The Mount Shasta-based nonprofit We Advocate Thorough Environmental Review, commonly referred to as WATER, recently received a grant from Patagonia, an outdoor clothing and gear company that focuses on promoting environmentally and socially responsible business practices.
“This is the second grant WATER has received from Patagonia. We are once again deeply thankful for this award,” stated WATER Board member Raven Stevens in a recent press release. “We have had the Superior Court hearings for the lawsuits we filed against Siskiyou County and Crystal Geyser Water Company and against the City of Mount Shasta and Crystal Geyser Water Company. We are now awaiting the judge’s decision for both cases.”
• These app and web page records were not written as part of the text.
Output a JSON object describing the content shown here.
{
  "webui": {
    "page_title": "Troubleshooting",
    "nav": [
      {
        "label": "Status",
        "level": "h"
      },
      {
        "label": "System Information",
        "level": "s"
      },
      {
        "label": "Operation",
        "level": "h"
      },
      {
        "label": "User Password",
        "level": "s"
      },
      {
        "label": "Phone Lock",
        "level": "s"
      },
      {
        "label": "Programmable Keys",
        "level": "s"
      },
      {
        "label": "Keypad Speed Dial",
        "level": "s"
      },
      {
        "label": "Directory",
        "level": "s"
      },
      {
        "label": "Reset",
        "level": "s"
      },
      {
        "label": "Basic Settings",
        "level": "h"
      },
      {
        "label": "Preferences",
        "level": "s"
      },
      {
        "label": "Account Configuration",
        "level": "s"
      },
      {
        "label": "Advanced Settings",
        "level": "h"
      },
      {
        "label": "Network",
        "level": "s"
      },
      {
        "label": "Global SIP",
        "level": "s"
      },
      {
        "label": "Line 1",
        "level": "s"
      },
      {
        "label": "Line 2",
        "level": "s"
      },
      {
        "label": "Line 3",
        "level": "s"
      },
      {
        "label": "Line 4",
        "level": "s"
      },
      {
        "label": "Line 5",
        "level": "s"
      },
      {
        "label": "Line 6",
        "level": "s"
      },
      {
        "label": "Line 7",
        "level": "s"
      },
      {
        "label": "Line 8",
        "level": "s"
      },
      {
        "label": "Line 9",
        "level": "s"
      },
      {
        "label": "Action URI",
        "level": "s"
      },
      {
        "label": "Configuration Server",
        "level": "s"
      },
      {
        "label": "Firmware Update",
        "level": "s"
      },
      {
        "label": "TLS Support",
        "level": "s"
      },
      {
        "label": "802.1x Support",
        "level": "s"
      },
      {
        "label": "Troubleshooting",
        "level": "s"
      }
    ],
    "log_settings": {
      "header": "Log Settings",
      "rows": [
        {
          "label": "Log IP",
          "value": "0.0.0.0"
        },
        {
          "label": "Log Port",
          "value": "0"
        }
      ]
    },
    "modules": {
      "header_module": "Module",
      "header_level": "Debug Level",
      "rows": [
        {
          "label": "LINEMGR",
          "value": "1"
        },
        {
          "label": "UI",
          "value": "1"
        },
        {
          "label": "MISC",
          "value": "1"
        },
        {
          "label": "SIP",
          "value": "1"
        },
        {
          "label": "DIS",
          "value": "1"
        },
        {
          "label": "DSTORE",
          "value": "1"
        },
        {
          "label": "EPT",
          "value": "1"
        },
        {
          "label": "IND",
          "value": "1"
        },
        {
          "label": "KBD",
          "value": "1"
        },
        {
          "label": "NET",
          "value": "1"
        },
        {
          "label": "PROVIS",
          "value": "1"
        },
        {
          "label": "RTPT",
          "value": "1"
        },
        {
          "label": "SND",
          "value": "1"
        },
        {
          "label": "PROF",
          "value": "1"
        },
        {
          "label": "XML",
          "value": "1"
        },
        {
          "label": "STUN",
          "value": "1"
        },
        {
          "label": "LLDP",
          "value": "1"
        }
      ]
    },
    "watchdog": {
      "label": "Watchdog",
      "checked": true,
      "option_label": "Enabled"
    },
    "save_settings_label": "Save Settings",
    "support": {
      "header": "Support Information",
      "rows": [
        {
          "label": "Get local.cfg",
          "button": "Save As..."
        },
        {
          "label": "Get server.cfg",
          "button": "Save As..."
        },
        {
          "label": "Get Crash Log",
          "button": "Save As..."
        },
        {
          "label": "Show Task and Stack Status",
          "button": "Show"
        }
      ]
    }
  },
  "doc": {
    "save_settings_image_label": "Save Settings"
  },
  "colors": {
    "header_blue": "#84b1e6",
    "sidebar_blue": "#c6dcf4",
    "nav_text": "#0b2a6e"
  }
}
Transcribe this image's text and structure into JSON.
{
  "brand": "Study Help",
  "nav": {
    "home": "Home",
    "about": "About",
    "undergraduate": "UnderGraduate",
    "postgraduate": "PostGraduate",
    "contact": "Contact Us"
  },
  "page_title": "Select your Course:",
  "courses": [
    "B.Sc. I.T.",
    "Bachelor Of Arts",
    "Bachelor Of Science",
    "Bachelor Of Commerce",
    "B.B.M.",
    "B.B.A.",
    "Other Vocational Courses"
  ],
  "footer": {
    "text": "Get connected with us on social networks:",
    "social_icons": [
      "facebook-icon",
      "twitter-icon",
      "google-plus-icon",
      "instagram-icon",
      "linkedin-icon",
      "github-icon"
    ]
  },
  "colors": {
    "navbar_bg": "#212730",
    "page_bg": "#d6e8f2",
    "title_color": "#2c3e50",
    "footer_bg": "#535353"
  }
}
The grant helps WATER pursue their efforts in appellate court if necessary, said WATER board vice president Frank Toriello, “and continue our work protecting the water of our region. The continued support of Patagonia is significantly helping our efforts to protect the resources and environmental health of our Northern California bioregion.”
WATER formed in 2013 after learning that Crystal Geyser Water Company planned to set up a beverage bottling operation on Ski Village Drive, just outside Mount Shasta’s city limits near the headwaters of the Sacramento River “without any environmental impact analysis and local agency oversight,” the release states.
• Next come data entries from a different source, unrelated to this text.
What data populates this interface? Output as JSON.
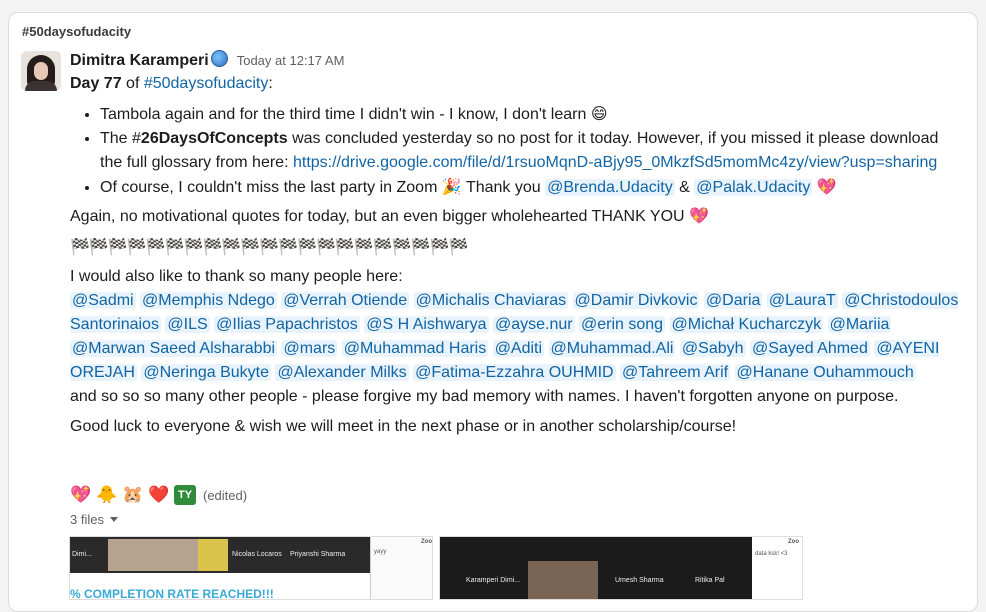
{
  "channel": "#50daysofudacity",
  "author": {
    "name": "Dimitra Karamperi",
    "time": "Today at 12:17 AM"
  },
  "message": {
    "day_prefix": "Day 77",
    "day_of": " of ",
    "day_channel": "#50daysofudacity",
    "day_colon": ":",
    "bullet1": "Tambola again and for the third time I didn't win - I know, I don't learn",
    "bullet1_emoji": "😄",
    "bullet2_pre": "The #",
    "bullet2_bold": "26DaysOfConcepts",
    "bullet2_post": " was concluded yesterday so no post for it today. However, if you missed it please download the full glossary from here: ",
    "bullet2_link": "https://drive.google.com/file/d/1rsuoMqnD-aBjy95_0MkzfSd5momMc4zy/view?usp=sharing",
    "bullet3_pre": "Of course, I couldn't miss the last party in Zoom",
    "bullet3_party": "🎉",
    "bullet3_thank": " Thank you ",
    "bullet3_m1": "@Brenda.Udacity",
    "bullet3_amp": " & ",
    "bullet3_m2": "@Palak.Udacity",
    "heart": "💖",
    "again": "Again, no motivational quotes for today, but an even bigger wholehearted THANK YOU",
    "flags": "🏁🏁🏁🏁🏁🏁🏁🏁🏁🏁🏁🏁🏁🏁🏁🏁🏁🏁🏁🏁🏁",
    "thank_intro": "I would also like to thank so many people here:",
    "mentions": [
      "@Sadmi",
      "@Memphis Ndego",
      "@Verrah Otiende",
      "@Michalis Chaviaras",
      "@Damir Divkovic",
      "@Daria",
      "@LauraT",
      "@Christodoulos Santorinaios",
      "@ILS",
      "@Ilias Papachristos",
      "@S H Aishwarya",
      "@ayse.nur",
      "@erin song",
      "@Michał Kucharczyk",
      "@Mariia",
      "@Marwan Saeed Alsharabbi",
      "@mars",
      "@Muhammad Haris",
      "@Aditi",
      "@Muhammad.Ali",
      "@Sabyh",
      "@Sayed Ahmed",
      "@AYENI OREJAH",
      "@Neringa Bukyte",
      "@Alexander Milks",
      "@Fatima-Ezzahra OUHMID",
      "@Tahreem Arif",
      "@Hanane Ouhammouch"
    ],
    "so_many": "and so so so many other people - please forgive my bad memory with names. I haven't forgotten anyone on purpose.",
    "good_luck": "Good luck to everyone & wish we will meet in the next phase or in another scholarship/course!"
  },
  "reactions": [
    "💖",
    "🐥",
    "🐹",
    "❤️",
    "TY"
  ],
  "edited": "(edited)",
  "files_label": "3 files",
  "thumb1": {
    "tile1": "Dimi...",
    "tile2": "Nicolas Locaros",
    "tile3": "Priyanshi Sharma",
    "banner": "% COMPLETION RATE REACHED!!!",
    "side_title": "Zoo",
    "side_text": "yayy"
  },
  "thumb2": {
    "tile1": "Karamperi Dimi...",
    "tile2": "Umesh Sharma",
    "tile3": "Ritika Pal",
    "side_title": "Zoo",
    "side_text": "data ksk! <3"
  }
}
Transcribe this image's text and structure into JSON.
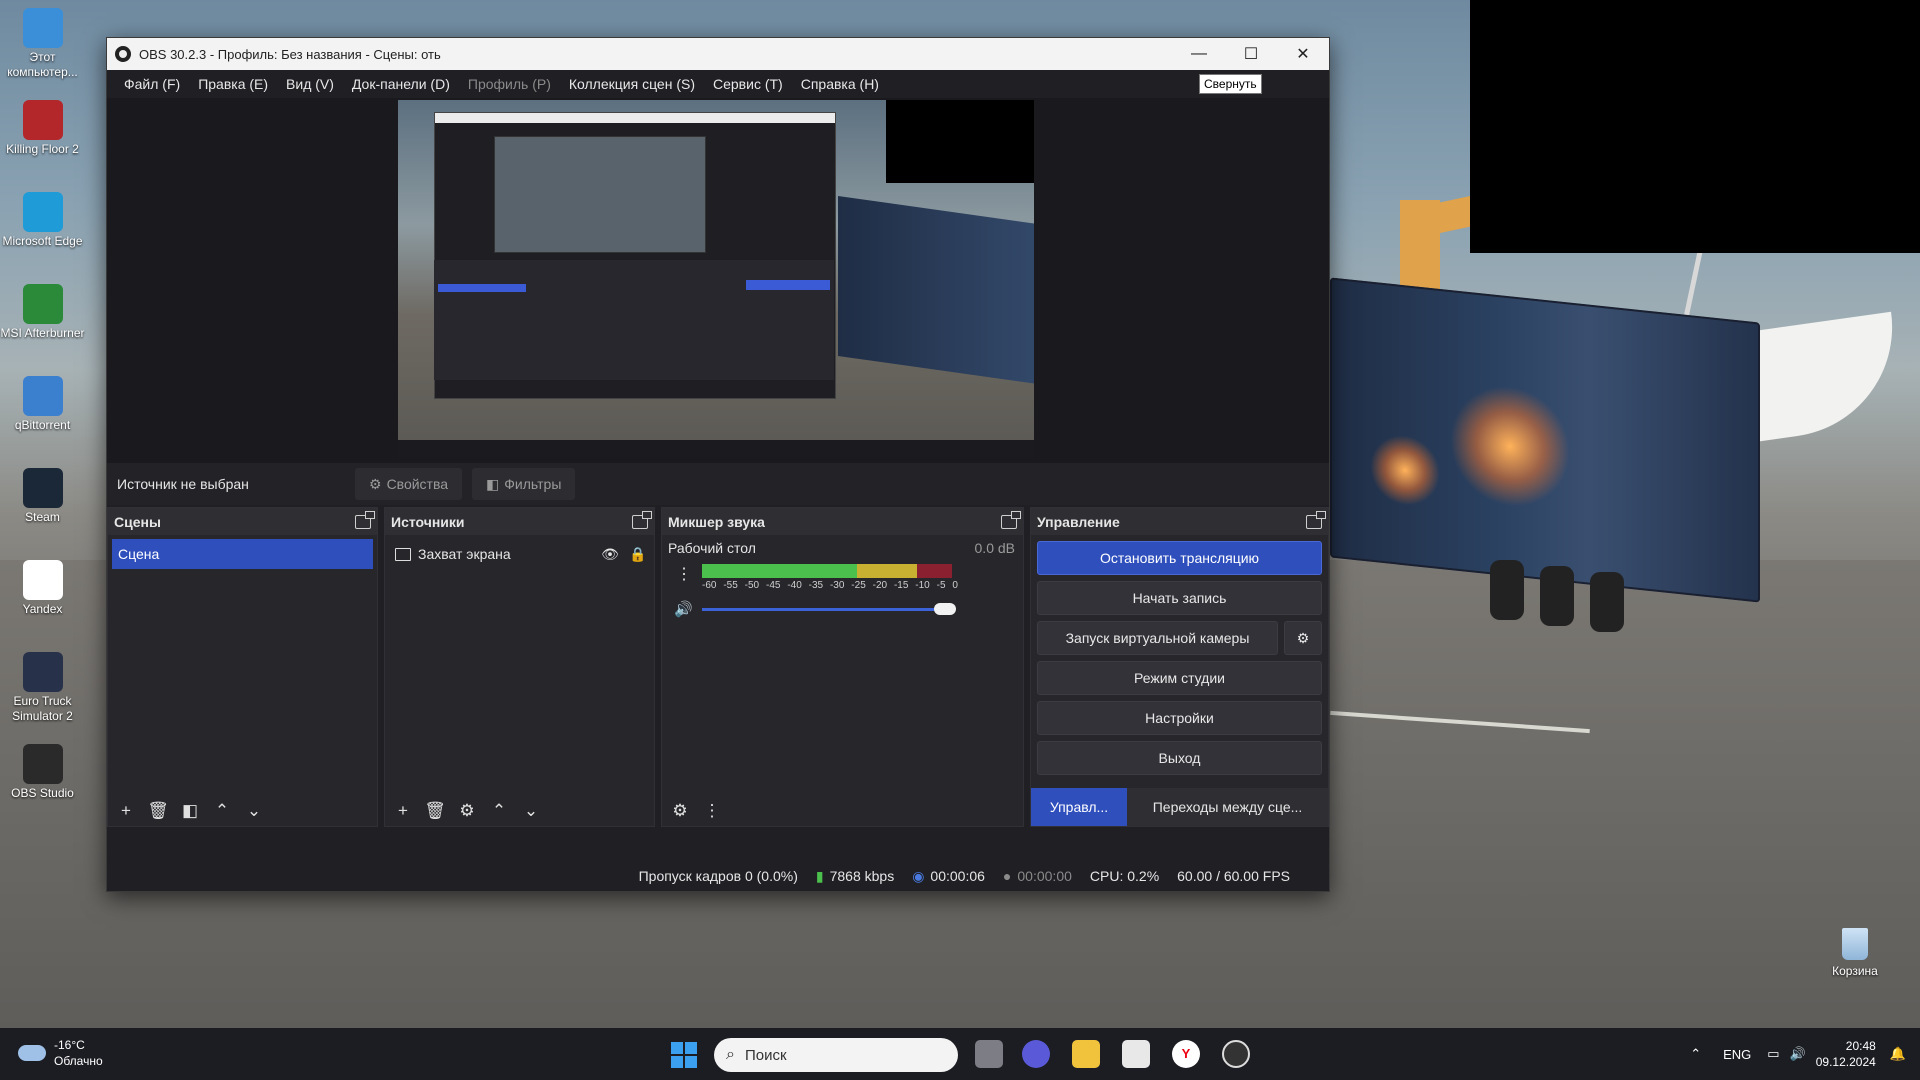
{
  "window": {
    "title": "OBS 30.2.3 - Профиль: Без названия - Сцены: оть",
    "tooltip": "Свернуть"
  },
  "menu": [
    "Файл (F)",
    "Правка (E)",
    "Вид (V)",
    "Док-панели (D)",
    "Профиль (P)",
    "Коллекция сцен (S)",
    "Сервис (T)",
    "Справка (H)"
  ],
  "source_bar": {
    "no_source": "Источник не выбран",
    "properties": "Свойства",
    "filters": "Фильтры"
  },
  "scenes": {
    "title": "Сцены",
    "items": [
      "Сцена"
    ]
  },
  "sources": {
    "title": "Источники",
    "items": [
      "Захват экрана"
    ]
  },
  "mixer": {
    "title": "Микшер звука",
    "channel": "Рабочий стол",
    "db": "0.0 dB",
    "ticks": [
      "-60",
      "-55",
      "-50",
      "-45",
      "-40",
      "-35",
      "-30",
      "-25",
      "-20",
      "-15",
      "-10",
      "-5",
      "0"
    ],
    "volume": 1.0
  },
  "controls": {
    "title": "Управление",
    "stop_stream": "Остановить трансляцию",
    "start_record": "Начать запись",
    "virtual_cam": "Запуск виртуальной камеры",
    "studio_mode": "Режим студии",
    "settings": "Настройки",
    "exit": "Выход",
    "tab_controls": "Управл...",
    "tab_transitions": "Переходы между сце..."
  },
  "status": {
    "dropped": "Пропуск кадров 0 (0.0%)",
    "bitrate": "7868 kbps",
    "stream_time": "00:00:06",
    "record_time": "00:00:00",
    "cpu": "CPU: 0.2%",
    "fps": "60.00 / 60.00 FPS"
  },
  "desktop_icons": [
    {
      "label": "Этот компьютер...",
      "icon": "computer-icon",
      "color": "#3a8fd8"
    },
    {
      "label": "Killing Floor 2",
      "icon": "killing-floor-icon",
      "color": "#b3262a"
    },
    {
      "label": "Microsoft Edge",
      "icon": "edge-icon",
      "color": "#1f9bd8"
    },
    {
      "label": "MSI Afterburner",
      "icon": "msi-afterburner-icon",
      "color": "#2a8a3a"
    },
    {
      "label": "qBittorrent",
      "icon": "qbittorrent-icon",
      "color": "#3b7fcf"
    },
    {
      "label": "Steam",
      "icon": "steam-icon",
      "color": "#1b2838"
    },
    {
      "label": "Yandex",
      "icon": "yandex-icon",
      "color": "#ffffff"
    },
    {
      "label": "Euro Truck Simulator 2",
      "icon": "ets2-icon",
      "color": "#27324a"
    },
    {
      "label": "OBS Studio",
      "icon": "obs-icon",
      "color": "#2a2a2a"
    }
  ],
  "recycle_bin": "Корзина",
  "taskbar": {
    "temp": "-16°C",
    "weather": "Облачно",
    "search": "Поиск",
    "lang": "ENG",
    "time": "20:48",
    "date": "09.12.2024"
  },
  "colors": {
    "accent": "#2f4fbd",
    "meter_green": "#4cc04c",
    "meter_yellow": "#c8b030",
    "meter_red": "#8a2030"
  }
}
Working with the local community, WATER succeeded in demanding Siskiyou County prepare an environmental impact report as required by the California Environmental Quality Act. Although there was substantial public input into the EIR process pointing out the many flaws of the report, WATER alleged, it was approved by the county board of supervisors. WATER has challenged the validity of the EIR, filing law suits against Siskiyou County and the City of Mt. Shasta, both agencies they believe have responsibilities for project oversight.
WATER says its mission is to: 1) advocate preservation of natural resources and a healthy environment; 2) advocate long-range community planning and regenerative practices to protect all citizens and to promote a thriving community; 3) communicate these concerns to local government officials and agencies; 4) encourage community-wide participation through educating the public about these issues; 5) defend these issues with public interest litigation activities if necessary.
Appreciating “that all life on earth is under threat of extinction,” Patagonia’s grants program “supports innovative work that addresses the root causes of the environmental crisis and seeks to protect both the environment and affected communities ... encourages work that brings underrepresented communities to the forefront of the environmental movement and supports communities whose health and livelihoods are threatened by environmental exploitation,” and “supports multi-pronged campaigns that push for greater environmental protections and force the government to abide by its own laws,” as stated on its website.